Signs of improvement on display at annual spring game

The Gophers split into two teams for an intrasquad scrimmage — a 3-0 affair that lacked offense.

Minnesota defensive backs Grayson Levine and Steven Montgomery and wide receiver A.J. Barker collide for the ball Saturday during the annual Gophers spring game at TCF Bank Stadium.

Marisa Wojcik

Minnesota defensive backs Grayson Levine and Steven Montgomery and wide receiver A.J. Barker collide for the ball Saturday during the annual Gophers spring game at TCF Bank Stadium.

Dane Mizutani

Neither squad saw offensive success in the Gophers’ annual spring game Saturday, but the entire arrangement was altered from years past.

On Saturday — for the first time in Jerry Kill’s tenure — Minnesota split up its roster, kept score and had a clear winner in the end.

However, Kill said the scrimmage’s final score was almost irrelevant.

“We got to play everybody, and we got a chance to see everyone on the field, and at the end of the day … we got out of it healthy,” Kill said. “That’s the biggest thing.”

It was a chance for Minnesota to show off its growth over the past month of spring practices, but Chris Hawthorne’s 21-yard field goal proved to be the difference and the maroon squad triumphed 3-0 over its gold counterparts.

Minnesota, which struggled to a 3-9 record last season, didn’t look extremely sharp throughout the game, but the intensity was there.

“It felt like a real game — the intensity was real hype,” junior linebacker James Manuel said. “We came in early to the locker room so it felt like a game setting even before the game started.”

Manuel, who made the switch from safety to linebacker at the start of the spring, recorded five tackles and one sack and forced a fumble Saturday.

“We got out of it with 3 points in total so that’s good for both defenses,” Manuel added. 

The game featured a mixture of both defenses looking sharp and both offenses looking stagnant. But amid the occasional offensive ineptitude, quarterback MarQueis Gray looked efficient for the maroon team.

Gray was 4-for-8 for 62 yards in the game, including a 35-yard strike down the field to Brandon Green for the longest play from scrimmage of the day.
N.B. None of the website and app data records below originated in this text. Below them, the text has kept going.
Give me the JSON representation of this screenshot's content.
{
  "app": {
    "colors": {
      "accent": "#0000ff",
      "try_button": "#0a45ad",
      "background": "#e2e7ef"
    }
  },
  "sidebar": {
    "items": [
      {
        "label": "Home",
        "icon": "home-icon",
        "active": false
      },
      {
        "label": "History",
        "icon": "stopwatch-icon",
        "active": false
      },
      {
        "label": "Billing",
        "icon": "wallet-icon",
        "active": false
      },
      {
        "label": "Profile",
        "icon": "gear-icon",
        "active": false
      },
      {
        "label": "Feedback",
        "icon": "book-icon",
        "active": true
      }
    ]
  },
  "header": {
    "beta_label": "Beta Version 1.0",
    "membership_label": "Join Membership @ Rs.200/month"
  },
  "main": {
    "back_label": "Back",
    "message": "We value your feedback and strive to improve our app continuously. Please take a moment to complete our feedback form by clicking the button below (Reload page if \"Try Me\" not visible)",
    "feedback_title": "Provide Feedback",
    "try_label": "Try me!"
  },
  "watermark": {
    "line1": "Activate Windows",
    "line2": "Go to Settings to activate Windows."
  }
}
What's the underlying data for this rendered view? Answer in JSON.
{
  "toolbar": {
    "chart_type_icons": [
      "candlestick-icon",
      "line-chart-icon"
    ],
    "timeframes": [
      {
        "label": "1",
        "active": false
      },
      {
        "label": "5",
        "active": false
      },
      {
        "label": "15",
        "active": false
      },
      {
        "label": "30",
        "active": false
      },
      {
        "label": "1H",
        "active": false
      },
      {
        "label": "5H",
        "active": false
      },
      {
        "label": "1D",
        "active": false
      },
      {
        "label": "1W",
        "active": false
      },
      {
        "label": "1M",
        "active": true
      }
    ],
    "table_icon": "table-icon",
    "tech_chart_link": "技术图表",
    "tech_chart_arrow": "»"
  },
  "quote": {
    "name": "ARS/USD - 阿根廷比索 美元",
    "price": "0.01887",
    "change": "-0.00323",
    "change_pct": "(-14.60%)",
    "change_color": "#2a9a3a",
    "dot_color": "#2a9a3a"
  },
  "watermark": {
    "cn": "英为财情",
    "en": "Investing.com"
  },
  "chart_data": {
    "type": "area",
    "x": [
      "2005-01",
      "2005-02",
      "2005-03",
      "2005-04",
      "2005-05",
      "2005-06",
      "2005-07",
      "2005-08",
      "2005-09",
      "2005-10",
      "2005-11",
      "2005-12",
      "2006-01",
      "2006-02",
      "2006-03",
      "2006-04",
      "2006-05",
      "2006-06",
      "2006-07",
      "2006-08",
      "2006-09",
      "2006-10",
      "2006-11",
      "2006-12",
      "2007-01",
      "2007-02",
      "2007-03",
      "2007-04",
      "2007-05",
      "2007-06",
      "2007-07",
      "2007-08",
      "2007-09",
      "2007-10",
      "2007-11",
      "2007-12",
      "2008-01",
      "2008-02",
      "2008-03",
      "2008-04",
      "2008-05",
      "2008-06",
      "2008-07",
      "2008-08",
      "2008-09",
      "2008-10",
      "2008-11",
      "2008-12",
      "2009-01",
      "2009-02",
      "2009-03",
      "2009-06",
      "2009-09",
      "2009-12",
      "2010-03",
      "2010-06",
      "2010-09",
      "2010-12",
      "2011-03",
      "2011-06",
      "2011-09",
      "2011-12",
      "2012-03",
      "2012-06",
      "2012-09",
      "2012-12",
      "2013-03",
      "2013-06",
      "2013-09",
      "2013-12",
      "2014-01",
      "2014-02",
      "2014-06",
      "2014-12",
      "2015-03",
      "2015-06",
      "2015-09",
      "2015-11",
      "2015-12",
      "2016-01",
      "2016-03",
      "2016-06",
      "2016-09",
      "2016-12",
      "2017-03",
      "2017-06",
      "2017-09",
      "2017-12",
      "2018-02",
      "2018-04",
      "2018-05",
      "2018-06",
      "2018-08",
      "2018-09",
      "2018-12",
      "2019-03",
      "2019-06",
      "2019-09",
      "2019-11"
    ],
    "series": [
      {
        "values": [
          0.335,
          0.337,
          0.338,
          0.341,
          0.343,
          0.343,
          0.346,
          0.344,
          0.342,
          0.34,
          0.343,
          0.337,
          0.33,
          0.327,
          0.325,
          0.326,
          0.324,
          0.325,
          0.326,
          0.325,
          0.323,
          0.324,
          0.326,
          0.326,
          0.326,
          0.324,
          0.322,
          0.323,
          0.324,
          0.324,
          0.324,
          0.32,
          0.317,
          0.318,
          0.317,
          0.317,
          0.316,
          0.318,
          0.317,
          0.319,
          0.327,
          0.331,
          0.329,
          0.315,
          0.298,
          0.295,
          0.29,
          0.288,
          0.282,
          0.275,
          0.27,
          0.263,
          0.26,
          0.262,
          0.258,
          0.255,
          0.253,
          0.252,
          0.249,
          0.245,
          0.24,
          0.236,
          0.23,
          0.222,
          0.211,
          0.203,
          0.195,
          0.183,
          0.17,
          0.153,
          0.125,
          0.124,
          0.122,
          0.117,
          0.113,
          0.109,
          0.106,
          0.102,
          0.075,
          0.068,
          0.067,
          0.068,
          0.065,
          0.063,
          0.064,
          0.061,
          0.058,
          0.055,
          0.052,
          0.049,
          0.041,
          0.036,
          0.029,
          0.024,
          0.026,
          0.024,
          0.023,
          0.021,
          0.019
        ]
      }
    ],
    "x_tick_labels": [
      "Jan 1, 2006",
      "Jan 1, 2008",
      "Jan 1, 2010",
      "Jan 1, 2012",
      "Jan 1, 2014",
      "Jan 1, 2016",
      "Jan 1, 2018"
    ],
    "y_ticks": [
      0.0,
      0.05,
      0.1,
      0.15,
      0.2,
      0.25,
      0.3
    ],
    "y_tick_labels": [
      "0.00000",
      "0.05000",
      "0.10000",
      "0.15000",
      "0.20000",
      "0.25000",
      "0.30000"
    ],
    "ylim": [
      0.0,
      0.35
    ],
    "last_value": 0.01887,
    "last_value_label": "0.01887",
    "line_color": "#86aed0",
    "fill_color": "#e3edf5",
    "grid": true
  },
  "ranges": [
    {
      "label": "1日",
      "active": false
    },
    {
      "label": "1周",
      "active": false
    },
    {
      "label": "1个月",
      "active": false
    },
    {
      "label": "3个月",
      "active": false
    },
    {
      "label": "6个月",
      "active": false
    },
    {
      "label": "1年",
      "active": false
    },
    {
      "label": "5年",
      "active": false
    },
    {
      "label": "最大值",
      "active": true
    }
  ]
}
Gray looked more poised in the pocket than he did much of last year. A season ago, his preference seemed to be taking off and running. Even with his improved composure, he did not lead his team to a score.

But his backup, Max Shortell, took over the maroon team’s offense midway through the game.

Shortell, while not as efficient as Gray, impressed with 68 yards passing and an extra 30 yards rushing. He also led his team down the field for the only score for either team.

It was clear he had acquired a sense of comfort in the offense from last season to now.

“It’s a whole new level now how I understand [the offense],” Shortell said. “I’m able to talk to different kids about routes and different things they can do because we understand it more now.”

On the opposite sideline, freshmen quarterback duo Philip Nelson and Mitch Leidner led the gold team’s offense. Neither quarterback completed a pass Saturday (they were a combined 0-for-8), but Kill said he was still impressed with the body of work from the spring sessions.

Kill also said he was impressed with how the secondary looked while playing at game speed Saturday.

“We got some guys in the secondary that can run, and we’re a little bigger in the secondary, which we needed to continue to do,” Kill said.

Cedric Thompson, who didn’t see the field much last season, led all players with eight tackles.

Minnesota proved Saturday that there is room for growth into the summer, but the true test won’t come until Aug. 30 when it opens the 2012-13 season against UNLV.